A Constitution is a reference document for any given democratic state. It is like a Bible or Quran that guides a nation on every matter that pertains the running of a nation.
Kenya promulgated a new Constitution in 2010. This was after a long battle of trying to have a new supreme law. Some people lost lives because of it.
According to Article 2 (1) of the Constitution of Kenya, the Constitution is the supreme law of the Republic and binds all persons and all State organs at both levels of government. What this implies is that there is no other law in Kenya that is above the Constitution and in the event of any other law, the Constitution takes precedence.

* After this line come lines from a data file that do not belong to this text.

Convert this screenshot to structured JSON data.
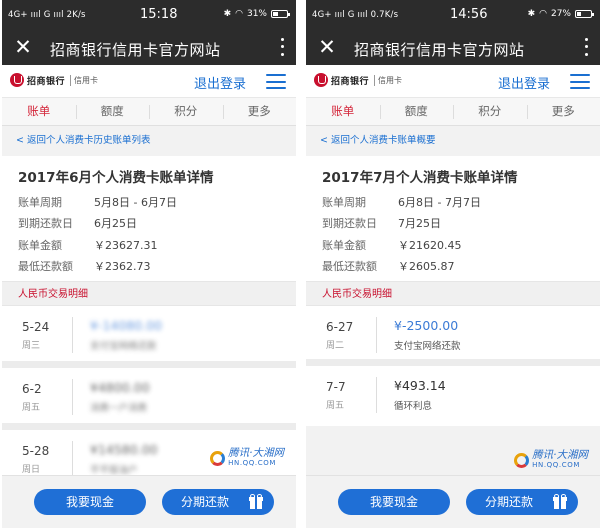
{
  "left": {
    "status": {
      "signal": "4G+ ıııl G ıııl",
      "speed": "2K/s",
      "time": "15:18",
      "battery": "31%",
      "battery_level": 0.31
    },
    "titlebar": {
      "title": "招商银行信用卡官方网站"
    },
    "brand": {
      "name": "招商银行",
      "card": "信用卡",
      "logout": "退出登录"
    },
    "tabs": [
      {
        "label": "账单"
      },
      {
        "label": "额度"
      },
      {
        "label": "积分"
      },
      {
        "label": "更多"
      }
    ],
    "active_tab": 0,
    "back": "< 返回个人消费卡历史账单列表",
    "detail": {
      "title": "2017年6月个人消费卡账单详情",
      "rows": [
        {
          "k": "账单周期",
          "v": "5月8日 - 6月7日"
        },
        {
          "k": "到期还款日",
          "v": "6月25日"
        },
        {
          "k": "账单金额",
          "v": "￥23627.31"
        },
        {
          "k": "最低还款额",
          "v": "￥2362.73"
        }
      ]
    },
    "section": "人民币交易明细",
    "transactions": [
      {
        "date": "5-24",
        "weekday": "周三",
        "amount": "¥-14080.00",
        "desc": "支付宝网络还款",
        "blurred": true,
        "neg": true
      },
      {
        "date": "6-2",
        "weekday": "周五",
        "amount": "¥4800.00",
        "desc": "消费一户消费",
        "blurred": true,
        "neg": false
      },
      {
        "date": "5-28",
        "weekday": "周日",
        "amount": "¥14580.00",
        "desc": "平平版油户",
        "blurred": true,
        "neg": false
      }
    ],
    "bottom": {
      "cash": "我要现金",
      "installment": "分期还款"
    }
  },
  "right": {
    "status": {
      "signal": "4G+ ıııl G ıııl",
      "speed": "0.7K/s",
      "time": "14:56",
      "battery": "27%",
      "battery_level": 0.27
    },
    "titlebar": {
      "title": "招商银行信用卡官方网站"
    },
    "brand": {
      "name": "招商银行",
      "card": "信用卡",
      "logout": "退出登录"
    },
    "tabs": [
      {
        "label": "账单"
      },
      {
        "label": "额度"
      },
      {
        "label": "积分"
      },
      {
        "label": "更多"
      }
    ],
    "active_tab": 0,
    "back": "< 返回个人消费卡账单概要",
    "detail": {
      "title": "2017年7月个人消费卡账单详情",
      "rows": [
        {
          "k": "账单周期",
          "v": "6月8日 - 7月7日"
        },
        {
          "k": "到期还款日",
          "v": "7月25日"
        },
        {
          "k": "账单金额",
          "v": "￥21620.45"
        },
        {
          "k": "最低还款额",
          "v": "￥2605.87"
        }
      ]
    },
    "section": "人民币交易明细",
    "transactions": [
      {
        "date": "6-27",
        "weekday": "周二",
        "amount": "¥-2500.00",
        "desc": "支付宝网络还款",
        "blurred": false,
        "neg": true
      },
      {
        "date": "7-7",
        "weekday": "周五",
        "amount": "¥493.14",
        "desc": "循环利息",
        "blurred": false,
        "neg": false
      }
    ],
    "bottom": {
      "cash": "我要现金",
      "installment": "分期还款"
    }
  },
  "watermark": {
    "cn": "腾讯·大湘网",
    "en": "HN.QQ.COM"
  },
  "icons": {
    "close": "close-icon",
    "more": "more-vertical-icon",
    "menu": "hamburger-menu-icon",
    "gift": "gift-icon",
    "bluetooth": "bluetooth-icon",
    "wifi": "wifi-icon"
  },
  "colors": {
    "header": "#2c2c2c",
    "brand_blue": "#1a6fd1",
    "button_blue": "#1f6fd6",
    "accent_red": "#d4263a"
  }
}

Article 2 (2) of the Constitution of Kenya states, no person may claim or exercise State authority except as authorized under this constitution and that (3) the validity or legality of this Constitution is not subject to challenge by or before any court or another State organ. (4) Any law, including the customary law that is inconsistent with this constitution, is void to the extent of the inconsistency, and any act or omission in contravention of this Constitution is invalid.
There has been a talk of some parts of the country considering secession. Is secession provided in the Constitution of Kenya? First and foremost, Article 3 (1) of the Constitution clearly states that every person has an obligation to respect, uphold and defend this Constitution. About establishing another government, 3 (2) says that any attempt to establish a government otherwise than in compliance with this Constitution is unlawful.
In Article 1, however, the Constitution talks about the Sovereignty of the people of Kenya and that this sovereignty can be exercised either directly or indirectly through their democratically elected leaders.